An abdominal aortic aneurysm is an
enlargement of the lower part of the
aorta that extends through the abdominal area (at times, the upper portion of the aorta in the chest can be enlarged). The aorta is the main blood vessel that carries blood from the heart to the rest of the body. Like most arteries, the aorta is elastic, which allows it to be filled with blood under high pressure. An aneurysm develops when the wall of the artery becomes weakened and distended like a balloon. The analogy of a bubble in a garden hose would be appropriate in describing an aneurysm. Aneurysms usually are discovered before they produce symptoms, such as back pain, but like the weakened hose, they may rupture if they become too large. Since a ruptured aneurysm is extremely dangerous and can cause life-threatening bleeding, aneurysms are best corrected by an operation before this happens.
Aneurysm of the abdominal aorta
What are some predisposing factors for abdominal aneurysms?
Congenital defects, such as an inherited weakness in the blood vessel wall; example, Marfan’s syndrome
High blood pressure (hypertension). This speeds up damage to blood vessel walls.
Arteriosclerosis (also called atherosclerosis). This occurs when the normal lining of the arteries deteriorates, the walls of the arteries thicken, and deposits of fat and plaque block the flow of blood through the arteries. The association of arteriosclerosis with the development of aneurysms is controversial.
Who should be screened for abdominal aortic aneurysm?
An abdominal aortic aneurysm (AAA) is a major health risk that may not have related symptoms until a life-threatening event occurs, such as aneurysm rupture. An abdominal ultrasound is a preventive screening tool that can be used to identify an AAA so that prompt treatment can be provided prior to aneurysm rupture.
U.S. Preventive Services Task Force screening guidelines
Currently, Medicare is offering a one-time, free abdominal ultrasound AAA screening to qualified senior citizens as part of its Welcome to Medicare physical. This physical must be conducted within the first 12 months of enrollment in Medicare. Men who have smoked at least 100 cigarettes during their lifetime qualify for the Medicare screening.
This screening recommendation is based on the U.S. Preventive Services Task Force (USPSTF) Screening for Abdominal Aortic Aneurysm: Recommendation Statement. January 2014. Agency for Healthcare Research and Quality, Rockville, Md.

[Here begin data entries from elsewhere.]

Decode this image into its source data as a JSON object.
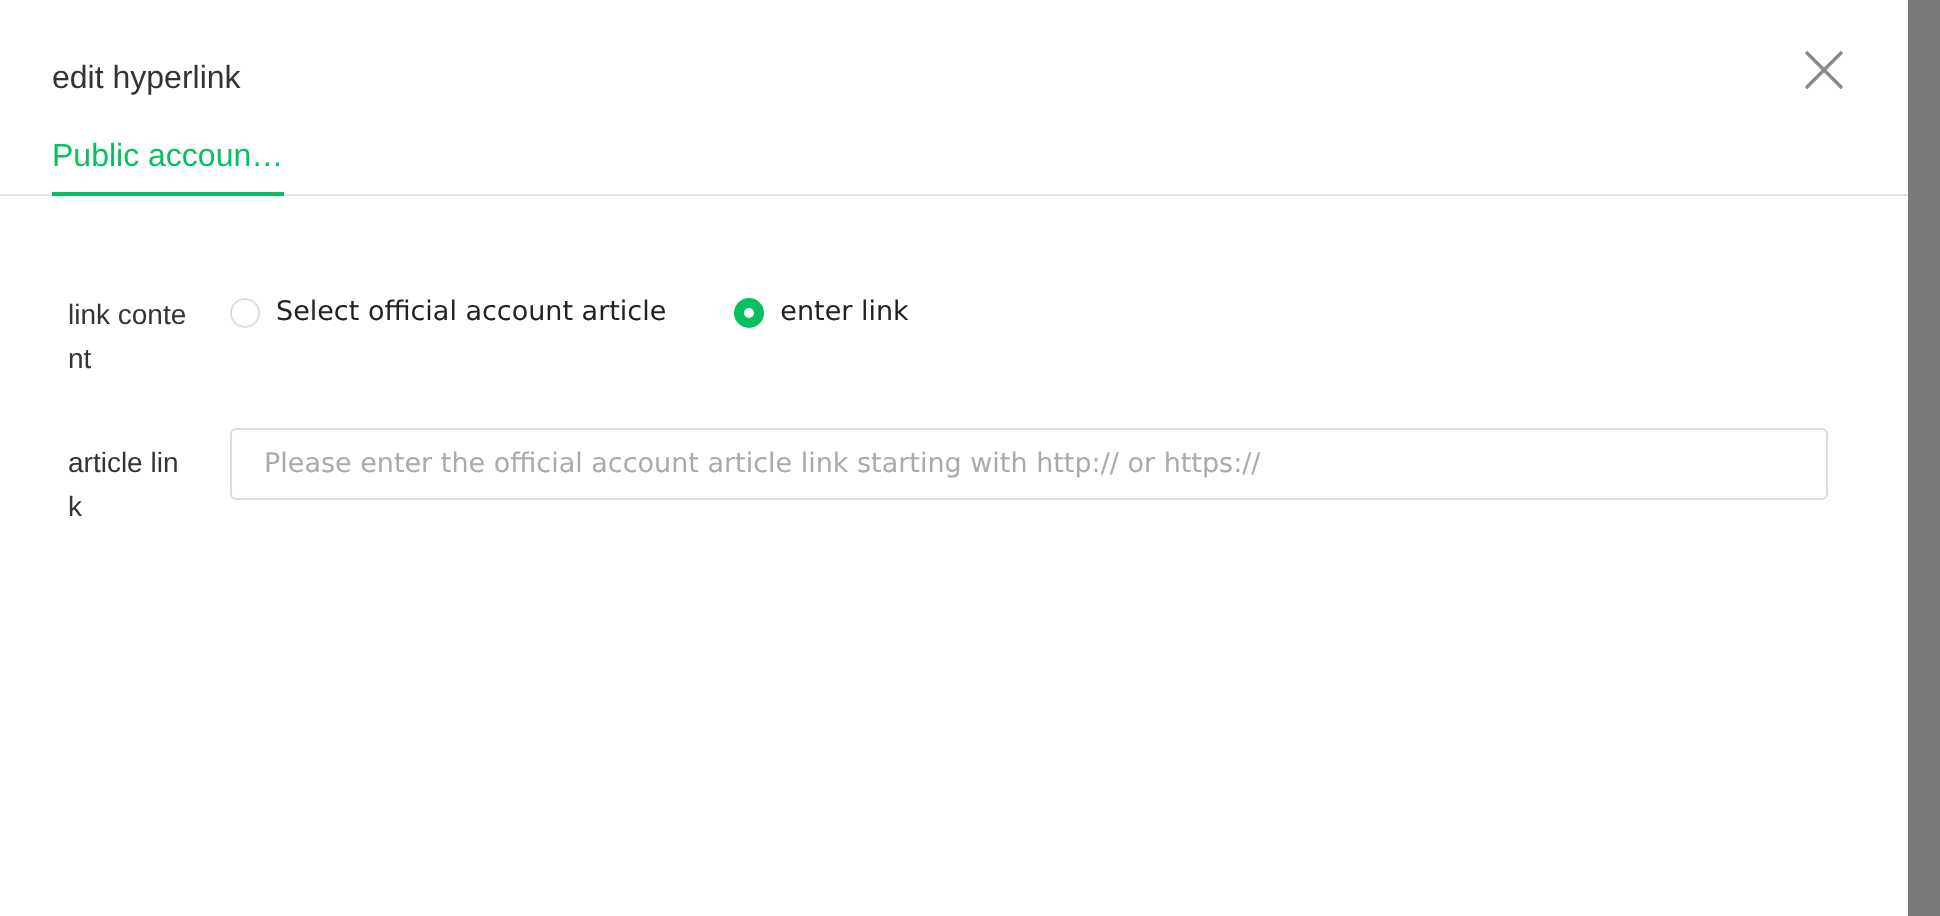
{
  "dialog": {
    "title": "edit hyperlink"
  },
  "tabs": [
    {
      "label": "Public accoun…",
      "selected": true
    }
  ],
  "form": {
    "rows": [
      {
        "kind": "radio",
        "label": "link content",
        "options": [
          {
            "label": "Select official account article",
            "selected": false
          },
          {
            "label": "enter link",
            "selected": true
          }
        ]
      },
      {
        "kind": "input",
        "label": "article link",
        "placeholder": "Please enter the official account article link starting with http:// or https://"
      }
    ]
  }
}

Additional screening guidelines
The Society for Vascular Surgery (SVS) and the Society for Vascular Medicine and Biology (SVMB) recommend abdominal ultrasound AAA screening for these patients:
All men age 65 years old or older and men as early as age 55 with a family history of AAA
All women age 65 or older with a family history of AAA or those who have smoked
Cleveland Clinic supports the SVS and SVMB screening recommendations for these patients who have a higher risk of developing an AAA. Coverage for abdominal AAA ultrasound screening may differ, depending on your insurance. Therefore, please contact your insurance provider for specific coverage options before scheduling this test.